The planes provided were pretty basic, and as mentioned above the decals for the air group consisted only of British roundels, too big by a factor of 2. So I had to make my own using decal film and a laser printer. There were also no propellers, so I made them by glueing individual pieces of railing. The Gannets had 8 blades (2 x 4 counter-rotating), the Seafires 6 (again, 2 x 3 counter rotating; I assumed a late Mk47 model), and the Sea Furies 5.

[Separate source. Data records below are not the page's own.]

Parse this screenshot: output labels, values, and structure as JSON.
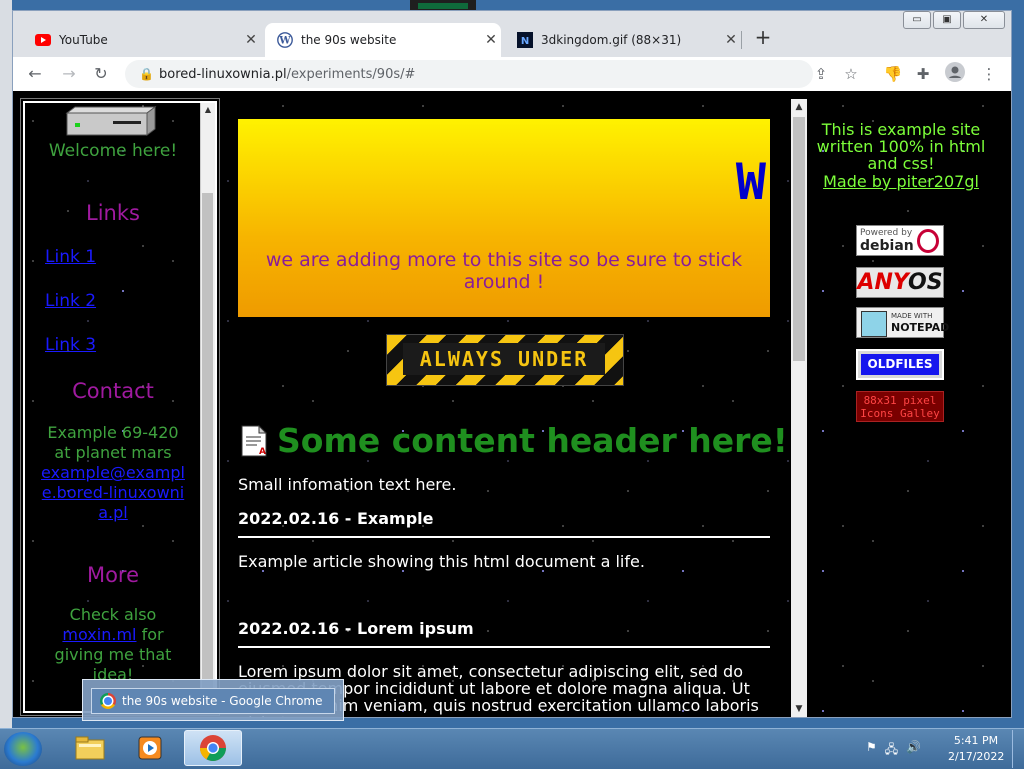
{
  "browser": {
    "tabs": [
      {
        "title": "YouTube",
        "icon": "youtube-icon"
      },
      {
        "title": "the 90s website",
        "icon": "wordpress-icon"
      },
      {
        "title": "3dkingdom.gif (88×31)",
        "icon": "image-icon"
      }
    ],
    "url": {
      "host": "bored-linuxownia.pl",
      "path": "/experiments/90s/#"
    }
  },
  "left": {
    "welcome": "Welcome here!",
    "links_heading": "Links",
    "links": [
      "Link 1",
      "Link 2",
      "Link 3"
    ],
    "contact_heading": "Contact",
    "contact_text": "Example 69-420 at planet mars",
    "contact_email": "example@example.bored-linuxownia.pl",
    "more_heading": "More",
    "more_prefix": "Check also",
    "more_link": "moxin.ml",
    "more_suffix": "for giving me that idea!"
  },
  "main": {
    "banner_letter": "W",
    "banner_message": "we are adding more to this site so be sure to stick around !",
    "construction_label": "ALWAYS UNDER",
    "content_header": "Some content header here!",
    "small_info": "Small infomation text here.",
    "articles": [
      {
        "title": "2022.02.16 - Example",
        "body": "Example article showing this html document a life."
      },
      {
        "title": "2022.02.16 - Lorem ipsum",
        "body": "Lorem ipsum dolor sit amet, consectetur adipiscing elit, sed do eiusmod tempor incididunt ut labore et dolore magna aliqua. Ut enim ad minim veniam, quis nostrud exercitation ullamco laboris nisi ut"
      }
    ]
  },
  "right": {
    "intro": "This is example site written 100% in html and css!",
    "made_by": "Made by piter207gl",
    "badges": {
      "debian_top": "Powered by",
      "debian_main": "debian",
      "anyos_a": "ANY",
      "anyos_b": "OS",
      "notepad_top": "MADE WITH",
      "notepad_main": "NOTEPAD",
      "oldfiles": "OLDFILES",
      "icons_line1": "88x31 pixel",
      "icons_line2": "Icons Galley"
    }
  },
  "taskbar": {
    "tooltip": "the 90s website - Google Chrome",
    "time": "5:41 PM",
    "date": "2/17/2022"
  },
  "colors": {
    "green_text": "#3fa33f",
    "purple_heading": "#a01aa0",
    "link_blue": "#1a1aff",
    "lime": "#7dff3a"
  }
}
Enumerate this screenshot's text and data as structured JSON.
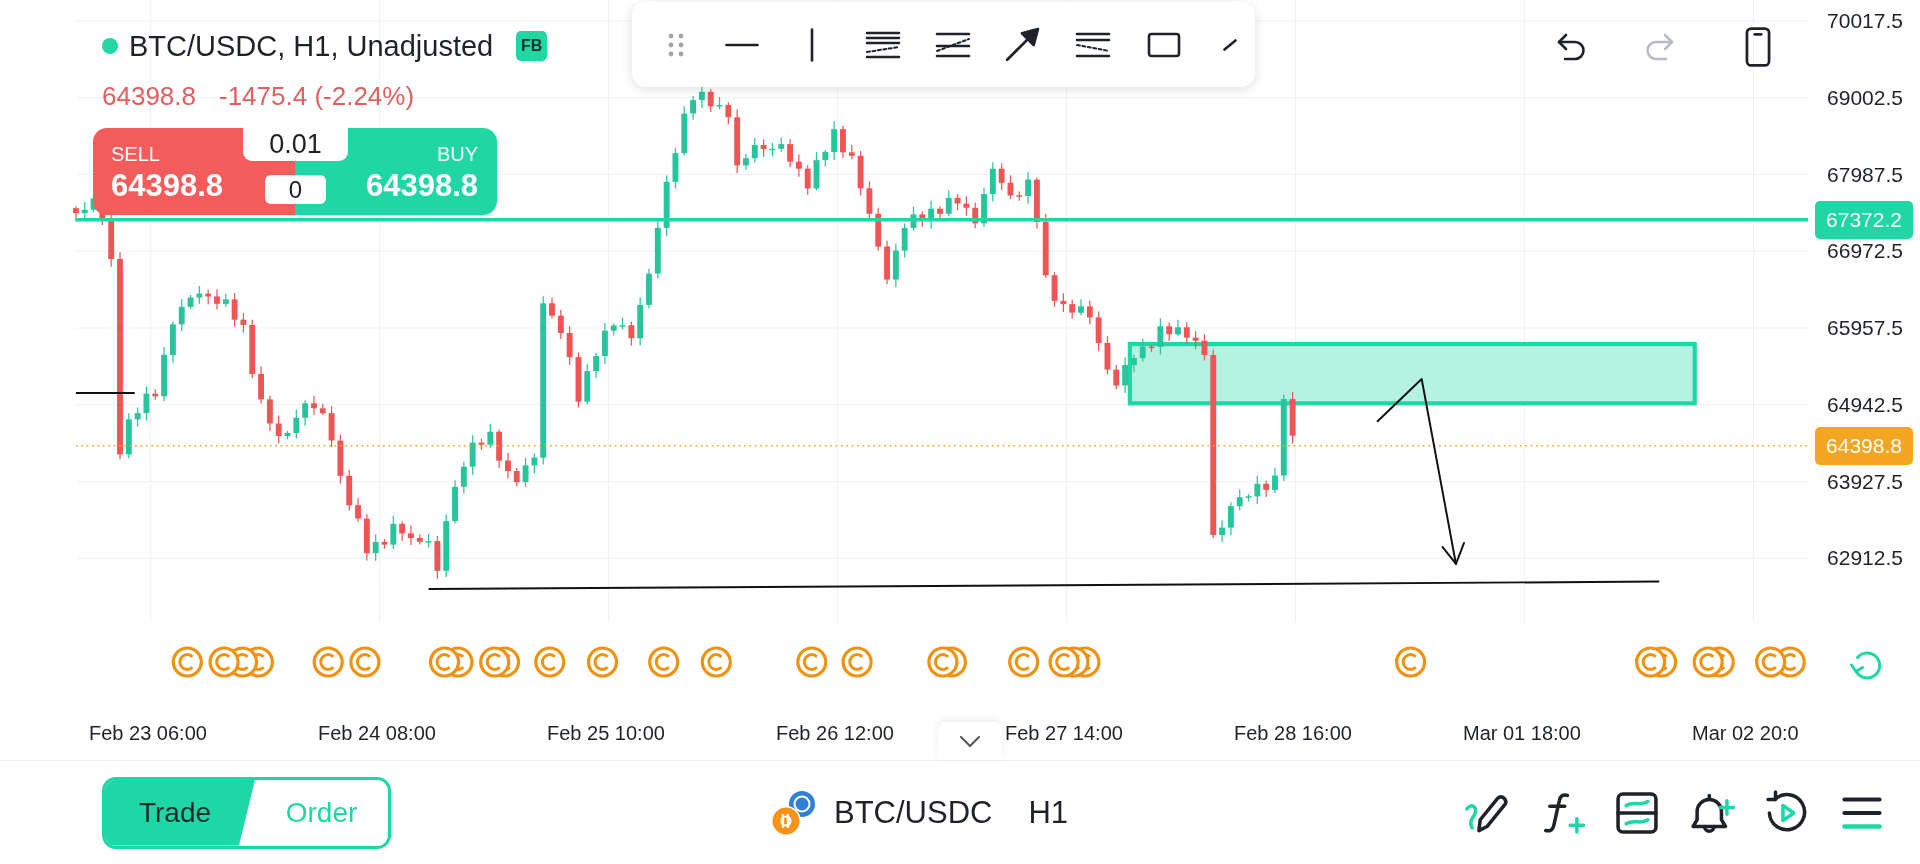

By far the biggest challenge were the helicopters. There were deep mold sinks on the sides, and the rotor blades provided in the kit were very inaccurate, as seen in the picture to the left. New blades (longer, thinner) were made from Evergreen strips (#100), and the rotor "head" was clipped at its base to allow a more natural distance. Finally, because the stencils were white on dark blue, they had to be made in white decal film, with printed white letters on a near-matching blue background. Finding the match was the trick, and this took many attempts. A lot of Microsol later, and with some weathering, the "ROYAL NAVY" and number stencils seem to blend OK, from a distance at least. The instructions request "yellow-orange" for the upper part of the fuselage, and this does not seem far from the images from the Imperial War Museum collections (like this one), if one accounts from some fading. The lower part was also painted in XF-50.
Diorama sea base
After completing the model I came across videos like this one, which teach techniques for creating an ocean diorama base for waterline models.
I pretty much followed the video tutorial. The only supply that was different was the acrylic gel, which I sourced from a local company (Global Colours Professional Regular Gel Gloss).
This technique is so good that even noobs like me can do something decent in their first attempt.
Deck parts joined, filled and undercoated with diluted Mr. Surfacer 1000. Note the really heavy raised detail, which I subsequently sanded down a lot.
Detail showing some problems in the front part of the deck, where you see two nasty mould ejector sink marks. A rectangular one, corresponding to the region where the elevator well attaches (from underneath), and circular one, between the catapults.
After some filling and sanding, the flight deck is painted. If you squint you can see where I managed to break the deck into two, just near where the yellow landing strip ends. A lot of sanding and filling later, the result is almost imperceptible. This has also helped reduce the problem with sink marks.
Deck markings added, and all coated with floor polish to seal the decals in.
Hull section painted: undercoats, followed by Tamiya acrylics. Note that the waterline is not level; this required some "straightening" before joining to the flight deck.